Web page and app entries:
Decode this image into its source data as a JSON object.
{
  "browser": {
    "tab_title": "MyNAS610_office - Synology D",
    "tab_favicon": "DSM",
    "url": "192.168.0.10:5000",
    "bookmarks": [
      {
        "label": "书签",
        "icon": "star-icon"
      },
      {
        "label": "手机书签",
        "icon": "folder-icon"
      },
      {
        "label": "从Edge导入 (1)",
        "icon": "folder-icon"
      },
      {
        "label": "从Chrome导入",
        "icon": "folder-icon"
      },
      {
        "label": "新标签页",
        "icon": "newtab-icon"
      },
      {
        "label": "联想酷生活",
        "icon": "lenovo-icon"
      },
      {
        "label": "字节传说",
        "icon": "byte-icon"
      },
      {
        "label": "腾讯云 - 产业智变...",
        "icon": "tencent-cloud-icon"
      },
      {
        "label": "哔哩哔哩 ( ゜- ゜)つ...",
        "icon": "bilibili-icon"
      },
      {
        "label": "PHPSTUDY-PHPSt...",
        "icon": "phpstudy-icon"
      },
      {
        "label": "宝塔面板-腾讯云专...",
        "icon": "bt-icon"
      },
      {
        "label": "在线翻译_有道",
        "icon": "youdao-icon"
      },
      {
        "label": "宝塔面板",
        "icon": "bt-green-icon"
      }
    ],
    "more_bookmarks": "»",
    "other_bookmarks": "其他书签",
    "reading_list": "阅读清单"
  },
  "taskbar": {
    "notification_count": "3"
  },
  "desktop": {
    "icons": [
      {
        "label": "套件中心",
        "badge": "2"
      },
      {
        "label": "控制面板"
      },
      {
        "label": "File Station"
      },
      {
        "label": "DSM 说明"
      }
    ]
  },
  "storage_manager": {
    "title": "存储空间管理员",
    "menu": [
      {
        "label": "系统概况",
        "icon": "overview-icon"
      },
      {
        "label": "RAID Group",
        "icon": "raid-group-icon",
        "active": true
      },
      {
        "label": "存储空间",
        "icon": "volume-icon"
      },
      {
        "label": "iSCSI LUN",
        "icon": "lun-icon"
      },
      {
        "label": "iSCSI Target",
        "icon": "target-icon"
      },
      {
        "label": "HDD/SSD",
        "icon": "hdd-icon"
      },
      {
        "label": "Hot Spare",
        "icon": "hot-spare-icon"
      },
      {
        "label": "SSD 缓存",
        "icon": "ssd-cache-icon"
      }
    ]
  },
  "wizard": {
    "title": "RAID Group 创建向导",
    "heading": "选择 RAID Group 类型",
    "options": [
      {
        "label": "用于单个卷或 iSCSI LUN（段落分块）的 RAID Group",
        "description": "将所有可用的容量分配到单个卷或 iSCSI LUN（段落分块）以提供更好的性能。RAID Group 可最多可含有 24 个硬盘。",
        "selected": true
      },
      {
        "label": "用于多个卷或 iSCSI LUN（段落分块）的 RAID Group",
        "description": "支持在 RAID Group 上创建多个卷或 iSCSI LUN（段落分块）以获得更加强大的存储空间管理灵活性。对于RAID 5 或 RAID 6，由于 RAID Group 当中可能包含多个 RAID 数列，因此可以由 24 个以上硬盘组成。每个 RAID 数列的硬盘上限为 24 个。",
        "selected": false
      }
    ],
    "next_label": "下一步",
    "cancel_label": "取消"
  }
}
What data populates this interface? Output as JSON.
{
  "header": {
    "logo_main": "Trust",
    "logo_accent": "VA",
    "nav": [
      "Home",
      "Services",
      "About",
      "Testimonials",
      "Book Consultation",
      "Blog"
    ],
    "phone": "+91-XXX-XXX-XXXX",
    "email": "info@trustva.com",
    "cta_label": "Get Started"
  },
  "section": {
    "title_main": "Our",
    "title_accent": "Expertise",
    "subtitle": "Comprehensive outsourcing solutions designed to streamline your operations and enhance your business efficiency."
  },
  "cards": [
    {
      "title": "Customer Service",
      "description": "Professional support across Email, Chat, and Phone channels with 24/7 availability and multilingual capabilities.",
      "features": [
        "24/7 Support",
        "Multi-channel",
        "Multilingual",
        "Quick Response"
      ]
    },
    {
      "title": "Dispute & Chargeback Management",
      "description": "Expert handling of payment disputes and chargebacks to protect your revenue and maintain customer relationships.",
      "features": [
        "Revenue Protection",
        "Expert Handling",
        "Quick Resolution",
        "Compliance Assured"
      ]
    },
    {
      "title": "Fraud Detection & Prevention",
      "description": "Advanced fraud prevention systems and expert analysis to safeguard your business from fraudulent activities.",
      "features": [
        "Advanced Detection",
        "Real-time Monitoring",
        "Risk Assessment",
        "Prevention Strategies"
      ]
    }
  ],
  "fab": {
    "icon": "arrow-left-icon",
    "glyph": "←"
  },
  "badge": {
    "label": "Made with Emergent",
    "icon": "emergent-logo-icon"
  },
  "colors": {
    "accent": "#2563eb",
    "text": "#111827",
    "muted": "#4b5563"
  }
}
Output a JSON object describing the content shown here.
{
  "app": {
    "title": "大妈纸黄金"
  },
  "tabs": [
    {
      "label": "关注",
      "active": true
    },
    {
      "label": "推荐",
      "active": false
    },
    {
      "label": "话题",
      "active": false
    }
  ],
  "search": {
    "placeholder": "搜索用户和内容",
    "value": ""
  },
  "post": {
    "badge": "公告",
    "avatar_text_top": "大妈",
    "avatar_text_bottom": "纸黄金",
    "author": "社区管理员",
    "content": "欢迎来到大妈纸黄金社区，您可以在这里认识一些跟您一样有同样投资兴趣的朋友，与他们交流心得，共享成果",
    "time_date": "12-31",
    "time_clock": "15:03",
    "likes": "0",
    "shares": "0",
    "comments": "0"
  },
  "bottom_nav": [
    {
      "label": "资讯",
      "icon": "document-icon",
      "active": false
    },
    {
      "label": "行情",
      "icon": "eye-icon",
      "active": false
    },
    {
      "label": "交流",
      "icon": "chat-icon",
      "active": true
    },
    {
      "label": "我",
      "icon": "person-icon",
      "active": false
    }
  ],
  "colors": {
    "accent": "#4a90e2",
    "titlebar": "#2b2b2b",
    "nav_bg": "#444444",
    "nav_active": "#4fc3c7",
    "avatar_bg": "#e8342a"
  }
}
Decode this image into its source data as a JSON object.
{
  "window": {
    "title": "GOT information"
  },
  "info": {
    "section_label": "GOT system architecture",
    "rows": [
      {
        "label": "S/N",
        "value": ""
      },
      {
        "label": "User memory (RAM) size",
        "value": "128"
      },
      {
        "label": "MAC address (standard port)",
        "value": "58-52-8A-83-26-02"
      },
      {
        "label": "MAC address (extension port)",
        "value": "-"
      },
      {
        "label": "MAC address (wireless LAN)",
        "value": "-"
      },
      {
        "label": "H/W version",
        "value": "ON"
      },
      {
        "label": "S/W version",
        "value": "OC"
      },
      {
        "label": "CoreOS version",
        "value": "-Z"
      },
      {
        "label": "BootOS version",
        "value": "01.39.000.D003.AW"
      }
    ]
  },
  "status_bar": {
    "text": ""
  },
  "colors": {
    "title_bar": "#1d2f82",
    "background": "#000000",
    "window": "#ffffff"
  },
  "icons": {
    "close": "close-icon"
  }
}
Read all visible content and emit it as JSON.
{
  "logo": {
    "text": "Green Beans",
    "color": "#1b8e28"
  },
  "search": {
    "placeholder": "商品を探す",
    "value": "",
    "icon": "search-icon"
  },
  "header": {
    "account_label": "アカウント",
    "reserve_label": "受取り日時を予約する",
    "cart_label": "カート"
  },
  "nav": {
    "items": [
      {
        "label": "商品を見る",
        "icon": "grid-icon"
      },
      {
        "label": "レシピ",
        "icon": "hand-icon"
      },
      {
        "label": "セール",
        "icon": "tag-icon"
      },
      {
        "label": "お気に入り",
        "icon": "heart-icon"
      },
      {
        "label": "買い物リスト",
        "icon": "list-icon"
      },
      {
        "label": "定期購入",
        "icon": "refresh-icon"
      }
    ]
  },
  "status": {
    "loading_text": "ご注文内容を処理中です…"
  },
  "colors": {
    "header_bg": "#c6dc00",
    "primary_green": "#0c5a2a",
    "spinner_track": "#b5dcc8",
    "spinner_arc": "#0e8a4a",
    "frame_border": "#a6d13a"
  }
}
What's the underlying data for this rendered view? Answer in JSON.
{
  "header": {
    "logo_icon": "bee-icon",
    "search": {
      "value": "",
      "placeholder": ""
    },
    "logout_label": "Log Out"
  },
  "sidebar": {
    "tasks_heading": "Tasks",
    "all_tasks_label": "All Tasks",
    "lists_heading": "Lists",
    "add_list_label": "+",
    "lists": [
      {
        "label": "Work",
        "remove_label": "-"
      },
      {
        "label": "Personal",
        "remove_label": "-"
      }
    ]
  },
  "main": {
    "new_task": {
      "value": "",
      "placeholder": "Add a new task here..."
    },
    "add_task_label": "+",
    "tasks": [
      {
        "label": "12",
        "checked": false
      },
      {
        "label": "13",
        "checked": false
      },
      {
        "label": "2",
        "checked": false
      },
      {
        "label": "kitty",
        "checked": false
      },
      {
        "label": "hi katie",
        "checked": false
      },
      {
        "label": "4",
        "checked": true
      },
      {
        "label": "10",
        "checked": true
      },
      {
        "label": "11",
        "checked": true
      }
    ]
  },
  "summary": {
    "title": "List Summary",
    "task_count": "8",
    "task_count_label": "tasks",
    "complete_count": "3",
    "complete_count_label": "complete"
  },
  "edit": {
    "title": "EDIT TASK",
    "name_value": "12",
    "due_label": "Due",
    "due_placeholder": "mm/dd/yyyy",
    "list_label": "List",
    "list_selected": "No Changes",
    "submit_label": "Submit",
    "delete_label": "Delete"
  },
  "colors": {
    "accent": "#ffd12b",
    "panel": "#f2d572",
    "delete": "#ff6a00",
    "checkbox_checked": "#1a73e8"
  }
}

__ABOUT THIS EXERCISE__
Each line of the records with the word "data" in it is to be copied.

__TASK RESPONSE__
Decode this image into its source data as a JSON object.
What data populates this interface? Output as JSON.
Decode this image into its source data as a JSON object.
What's the underlying data for this rendered view? Answer in JSON.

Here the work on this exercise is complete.